Release & Pressure (R/P)
Learning To Learn
How does a horse learn?
You must convey your intentions without words. You must show them what you are asking without them becoming alarmed and going up into the Sympathetic Nervous System. Once they escalate into "Fight or Flight" mode there is NO learning. The most effective way to teach your horse is through baby steps and then allowing the neurochemical process to happen by waiting. This takes much longer than most people assume. It is now known that a horse can take between 1 to 3 mins to completely process a thought. You can rush the process but it usually ends up taking longer because the horse must be shown the process over and over.
When teaching a new idea to your horse, how do you build on the previous thought? They have no words to let you know they got the information and can execute that information. So how do you convey your intentions and then let them know they are on the right track?

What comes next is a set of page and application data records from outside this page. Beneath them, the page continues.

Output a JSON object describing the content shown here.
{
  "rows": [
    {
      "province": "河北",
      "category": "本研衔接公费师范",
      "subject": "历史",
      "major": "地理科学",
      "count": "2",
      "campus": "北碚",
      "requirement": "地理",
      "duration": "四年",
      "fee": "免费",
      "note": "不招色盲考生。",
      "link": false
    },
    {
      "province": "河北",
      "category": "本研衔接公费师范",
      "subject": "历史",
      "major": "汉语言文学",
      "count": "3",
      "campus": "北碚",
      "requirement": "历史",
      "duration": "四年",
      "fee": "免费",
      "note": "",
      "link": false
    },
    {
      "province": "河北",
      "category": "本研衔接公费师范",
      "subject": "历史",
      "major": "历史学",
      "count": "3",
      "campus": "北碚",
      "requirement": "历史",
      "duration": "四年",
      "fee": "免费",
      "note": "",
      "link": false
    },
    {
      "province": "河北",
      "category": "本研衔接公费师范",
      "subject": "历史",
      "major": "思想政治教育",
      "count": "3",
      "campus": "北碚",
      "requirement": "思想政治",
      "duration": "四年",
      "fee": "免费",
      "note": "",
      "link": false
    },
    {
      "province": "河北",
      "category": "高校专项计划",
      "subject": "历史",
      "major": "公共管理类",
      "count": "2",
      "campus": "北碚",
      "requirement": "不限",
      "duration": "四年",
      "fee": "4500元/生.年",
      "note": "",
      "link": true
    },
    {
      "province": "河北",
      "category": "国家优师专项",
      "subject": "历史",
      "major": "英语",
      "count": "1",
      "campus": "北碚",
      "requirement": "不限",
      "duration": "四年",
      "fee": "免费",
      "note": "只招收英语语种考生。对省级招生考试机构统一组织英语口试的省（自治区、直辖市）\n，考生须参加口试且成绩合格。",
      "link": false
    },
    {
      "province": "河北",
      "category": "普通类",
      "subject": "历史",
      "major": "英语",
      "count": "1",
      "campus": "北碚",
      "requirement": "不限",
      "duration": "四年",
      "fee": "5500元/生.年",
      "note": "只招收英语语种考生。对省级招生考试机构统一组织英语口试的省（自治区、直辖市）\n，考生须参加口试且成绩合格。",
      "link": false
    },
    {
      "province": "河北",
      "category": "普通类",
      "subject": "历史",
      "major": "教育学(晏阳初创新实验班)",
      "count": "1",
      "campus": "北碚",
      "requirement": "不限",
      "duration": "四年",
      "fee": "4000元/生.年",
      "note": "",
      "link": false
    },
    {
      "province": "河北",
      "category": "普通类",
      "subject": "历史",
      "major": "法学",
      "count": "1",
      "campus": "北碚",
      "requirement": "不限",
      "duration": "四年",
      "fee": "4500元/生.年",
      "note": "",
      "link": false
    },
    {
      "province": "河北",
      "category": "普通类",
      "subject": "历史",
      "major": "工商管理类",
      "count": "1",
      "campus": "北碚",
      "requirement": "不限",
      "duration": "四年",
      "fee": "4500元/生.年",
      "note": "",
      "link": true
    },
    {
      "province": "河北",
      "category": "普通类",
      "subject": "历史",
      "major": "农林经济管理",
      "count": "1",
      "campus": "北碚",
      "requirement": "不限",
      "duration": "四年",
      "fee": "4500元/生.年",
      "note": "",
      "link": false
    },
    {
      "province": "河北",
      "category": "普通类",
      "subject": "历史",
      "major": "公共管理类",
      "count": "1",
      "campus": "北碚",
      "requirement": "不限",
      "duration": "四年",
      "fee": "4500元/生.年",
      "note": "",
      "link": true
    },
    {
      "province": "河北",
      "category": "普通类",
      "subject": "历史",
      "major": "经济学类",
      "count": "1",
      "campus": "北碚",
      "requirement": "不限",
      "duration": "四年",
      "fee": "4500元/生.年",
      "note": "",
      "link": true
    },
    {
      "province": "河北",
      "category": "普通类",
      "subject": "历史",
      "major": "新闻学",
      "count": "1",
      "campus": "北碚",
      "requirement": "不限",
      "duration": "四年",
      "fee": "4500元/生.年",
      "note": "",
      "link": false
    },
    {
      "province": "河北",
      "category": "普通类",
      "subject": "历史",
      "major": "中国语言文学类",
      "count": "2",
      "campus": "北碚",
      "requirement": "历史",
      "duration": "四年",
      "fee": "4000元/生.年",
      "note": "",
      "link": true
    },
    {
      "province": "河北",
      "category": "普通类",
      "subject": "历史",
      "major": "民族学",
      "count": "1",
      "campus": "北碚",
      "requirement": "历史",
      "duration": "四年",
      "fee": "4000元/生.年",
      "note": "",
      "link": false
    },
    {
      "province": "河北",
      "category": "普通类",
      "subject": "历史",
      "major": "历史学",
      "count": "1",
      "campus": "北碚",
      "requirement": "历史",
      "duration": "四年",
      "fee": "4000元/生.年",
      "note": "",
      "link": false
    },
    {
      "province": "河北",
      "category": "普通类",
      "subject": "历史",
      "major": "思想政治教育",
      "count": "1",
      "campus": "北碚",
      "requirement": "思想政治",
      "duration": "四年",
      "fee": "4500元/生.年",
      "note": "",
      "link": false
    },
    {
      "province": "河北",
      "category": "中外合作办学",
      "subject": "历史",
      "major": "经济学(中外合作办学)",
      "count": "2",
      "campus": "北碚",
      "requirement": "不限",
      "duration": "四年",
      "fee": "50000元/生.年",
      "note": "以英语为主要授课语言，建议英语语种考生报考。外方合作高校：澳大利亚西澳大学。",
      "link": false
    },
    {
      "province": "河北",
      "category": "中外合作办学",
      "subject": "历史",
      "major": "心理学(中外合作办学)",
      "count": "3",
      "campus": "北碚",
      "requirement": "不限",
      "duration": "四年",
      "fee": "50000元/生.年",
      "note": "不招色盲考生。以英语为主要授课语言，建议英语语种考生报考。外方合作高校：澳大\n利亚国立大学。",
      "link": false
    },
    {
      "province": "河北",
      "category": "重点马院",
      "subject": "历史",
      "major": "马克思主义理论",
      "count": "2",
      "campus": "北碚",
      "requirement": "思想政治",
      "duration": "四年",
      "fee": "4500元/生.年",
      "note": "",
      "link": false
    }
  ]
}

What you have in your mind can be completely different than their understanding of the request. If you keep asking for them to perform a certain task, and you up the pressure without the correct release, there is a good chance the horse will experience stress, will go up in their Sympathetic Nervous System and will not be able to learn anything. At this point, no amount of additional pressure will work.

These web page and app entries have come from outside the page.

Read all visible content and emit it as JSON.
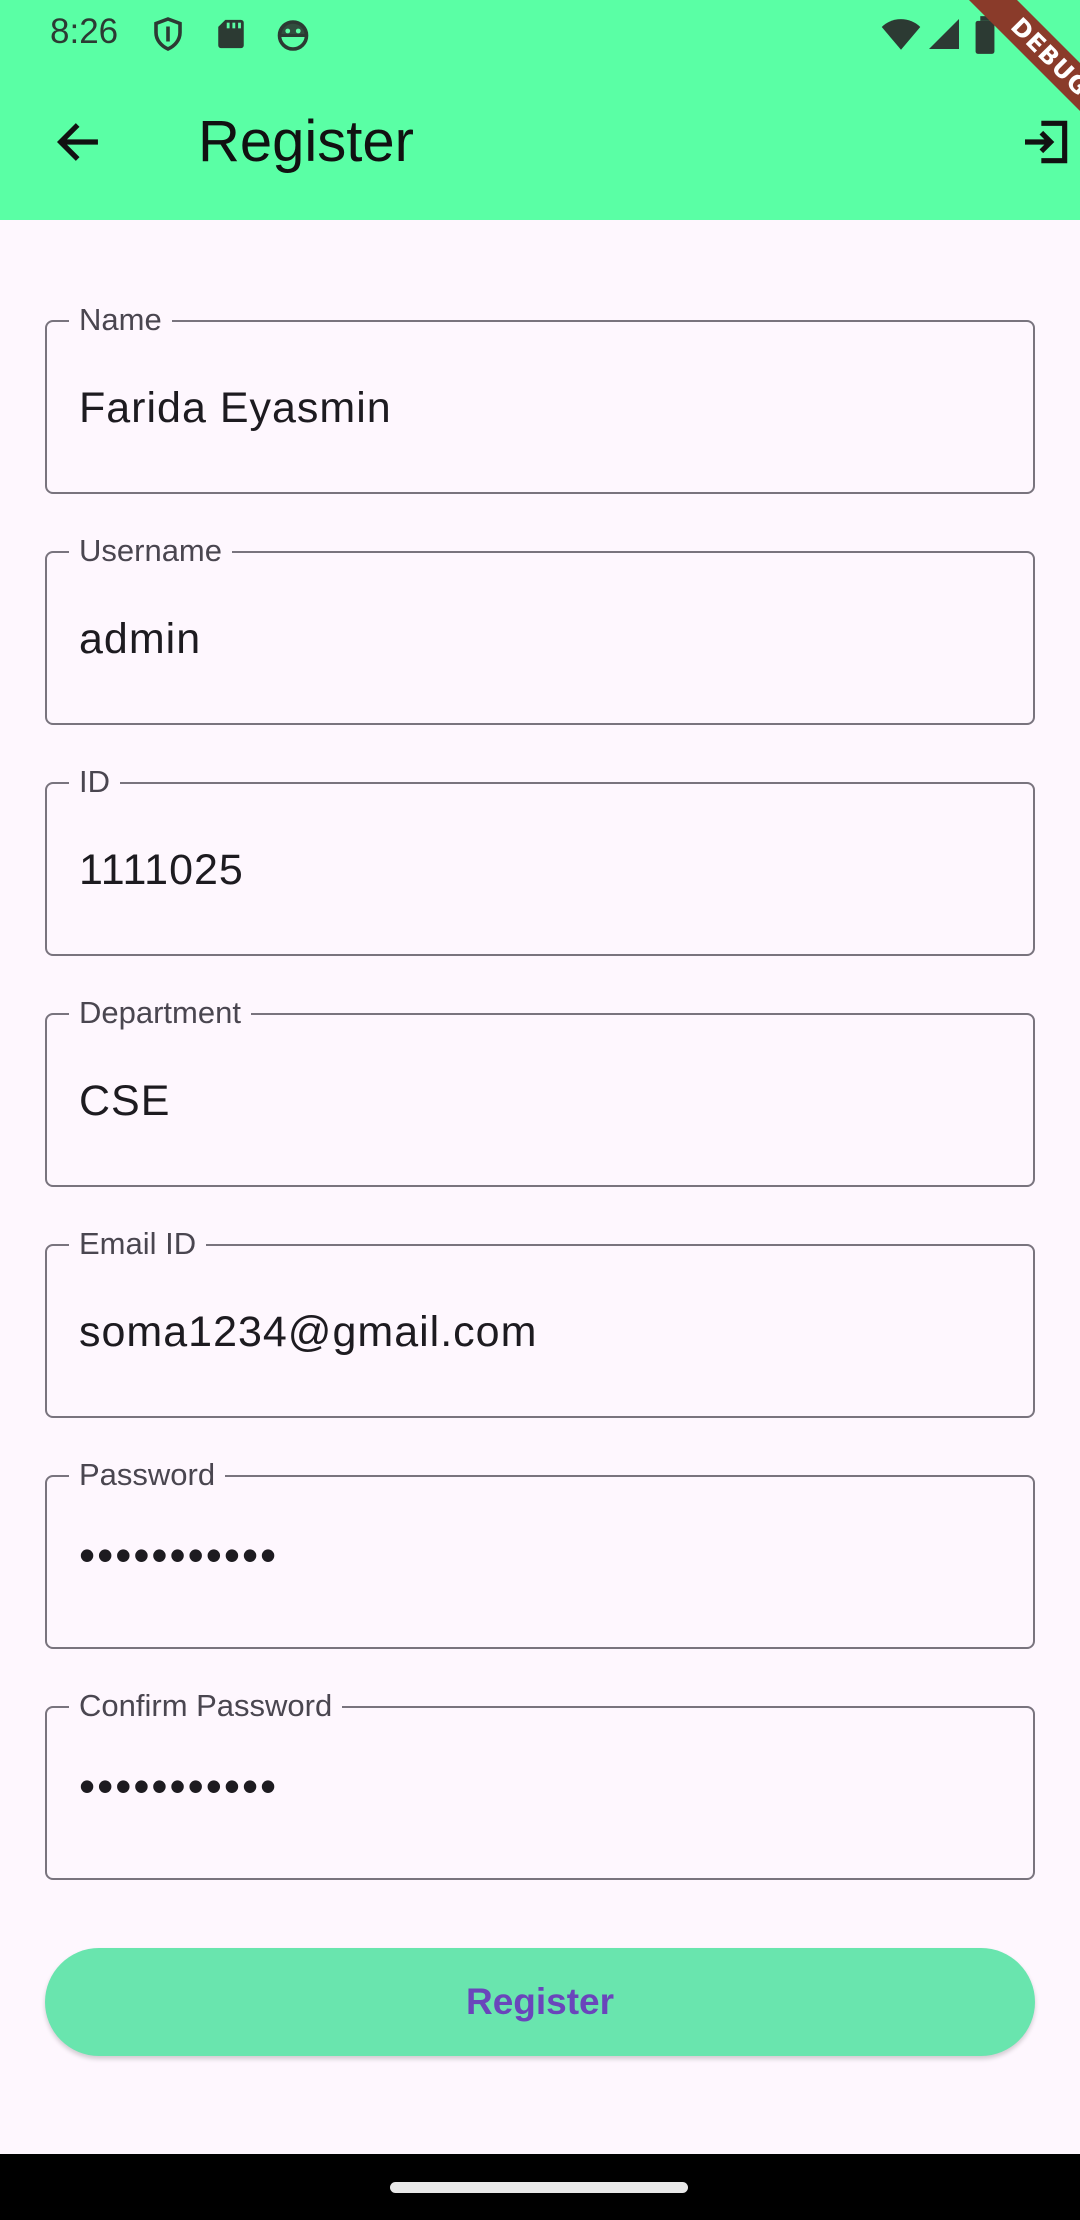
{
  "status_bar": {
    "time": "8:26",
    "icons": [
      "shield-icon",
      "sd-card-icon",
      "android-face-icon",
      "wifi-icon",
      "signal-icon",
      "battery-icon"
    ]
  },
  "toolbar": {
    "title": "Register",
    "back_icon": "arrow-left-icon",
    "action_icon": "login-icon"
  },
  "debug_banner": "DEBUG",
  "colors": {
    "appbar": "#5affa5",
    "background": "#fef7fe",
    "button": "#69e5ae",
    "button_text": "#6a45bb",
    "debug_banner": "#8a3b2a"
  },
  "form": {
    "fields": [
      {
        "label": "Name",
        "value": "Farida Eyasmin"
      },
      {
        "label": "Username",
        "value": "admin"
      },
      {
        "label": "ID",
        "value": "1111025"
      },
      {
        "label": "Department",
        "value": "CSE"
      },
      {
        "label": "Email ID",
        "value": "soma1234@gmail.com"
      },
      {
        "label": "Password",
        "value": "•••••••••••"
      },
      {
        "label": "Confirm Password",
        "value": "•••••••••••"
      }
    ],
    "submit_label": "Register"
  }
}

When first introduced to a new cue or routine the release, and the timing of the release, is everything. The release is the “yes“ answer for them.

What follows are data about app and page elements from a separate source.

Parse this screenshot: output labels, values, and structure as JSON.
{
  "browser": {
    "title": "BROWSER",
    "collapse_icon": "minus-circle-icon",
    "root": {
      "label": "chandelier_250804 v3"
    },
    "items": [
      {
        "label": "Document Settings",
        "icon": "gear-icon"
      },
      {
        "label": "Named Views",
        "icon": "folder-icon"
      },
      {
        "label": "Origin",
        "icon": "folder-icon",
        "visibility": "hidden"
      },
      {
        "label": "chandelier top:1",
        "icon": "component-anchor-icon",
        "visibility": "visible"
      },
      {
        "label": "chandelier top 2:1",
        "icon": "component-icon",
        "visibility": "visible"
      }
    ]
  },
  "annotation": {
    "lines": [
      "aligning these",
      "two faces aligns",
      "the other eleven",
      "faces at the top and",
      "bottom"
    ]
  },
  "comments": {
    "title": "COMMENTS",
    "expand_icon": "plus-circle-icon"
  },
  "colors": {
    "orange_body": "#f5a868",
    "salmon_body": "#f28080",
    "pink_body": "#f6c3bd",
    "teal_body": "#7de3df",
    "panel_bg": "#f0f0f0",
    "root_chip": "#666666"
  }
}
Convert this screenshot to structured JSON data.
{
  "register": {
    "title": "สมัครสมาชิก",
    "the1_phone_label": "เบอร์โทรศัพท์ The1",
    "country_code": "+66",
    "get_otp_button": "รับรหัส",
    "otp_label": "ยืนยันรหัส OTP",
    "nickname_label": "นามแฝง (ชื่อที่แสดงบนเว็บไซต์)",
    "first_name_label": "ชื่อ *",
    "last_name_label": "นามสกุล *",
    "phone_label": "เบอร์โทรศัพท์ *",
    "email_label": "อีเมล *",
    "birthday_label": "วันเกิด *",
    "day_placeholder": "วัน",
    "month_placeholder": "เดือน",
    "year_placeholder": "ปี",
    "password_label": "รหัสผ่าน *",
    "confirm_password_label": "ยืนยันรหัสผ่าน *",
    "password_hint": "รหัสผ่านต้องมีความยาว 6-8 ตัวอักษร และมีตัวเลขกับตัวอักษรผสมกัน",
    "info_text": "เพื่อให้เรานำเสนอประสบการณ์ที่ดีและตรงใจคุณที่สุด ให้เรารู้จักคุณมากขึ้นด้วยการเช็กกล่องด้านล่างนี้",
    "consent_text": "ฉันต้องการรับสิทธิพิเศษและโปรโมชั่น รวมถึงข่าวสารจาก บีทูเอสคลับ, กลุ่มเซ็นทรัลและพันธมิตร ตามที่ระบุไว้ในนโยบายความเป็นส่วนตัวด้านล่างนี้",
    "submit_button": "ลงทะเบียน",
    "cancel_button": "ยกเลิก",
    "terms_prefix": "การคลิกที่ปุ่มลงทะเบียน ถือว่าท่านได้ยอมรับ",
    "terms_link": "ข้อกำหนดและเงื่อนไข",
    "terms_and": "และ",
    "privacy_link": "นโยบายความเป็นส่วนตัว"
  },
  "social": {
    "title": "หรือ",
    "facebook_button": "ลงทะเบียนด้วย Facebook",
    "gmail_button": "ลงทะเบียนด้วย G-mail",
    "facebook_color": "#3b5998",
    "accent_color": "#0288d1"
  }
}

In reality, communication with a horse begins as soon as they become aware that you are nearby- WAY before you enter the paddock, enter the stall or put the halter on. When they first see, smell or hear you, the pressure is already there, so the first thing we need to do is make sure they feel us in the release position (homeostasis) first. Then we can begin.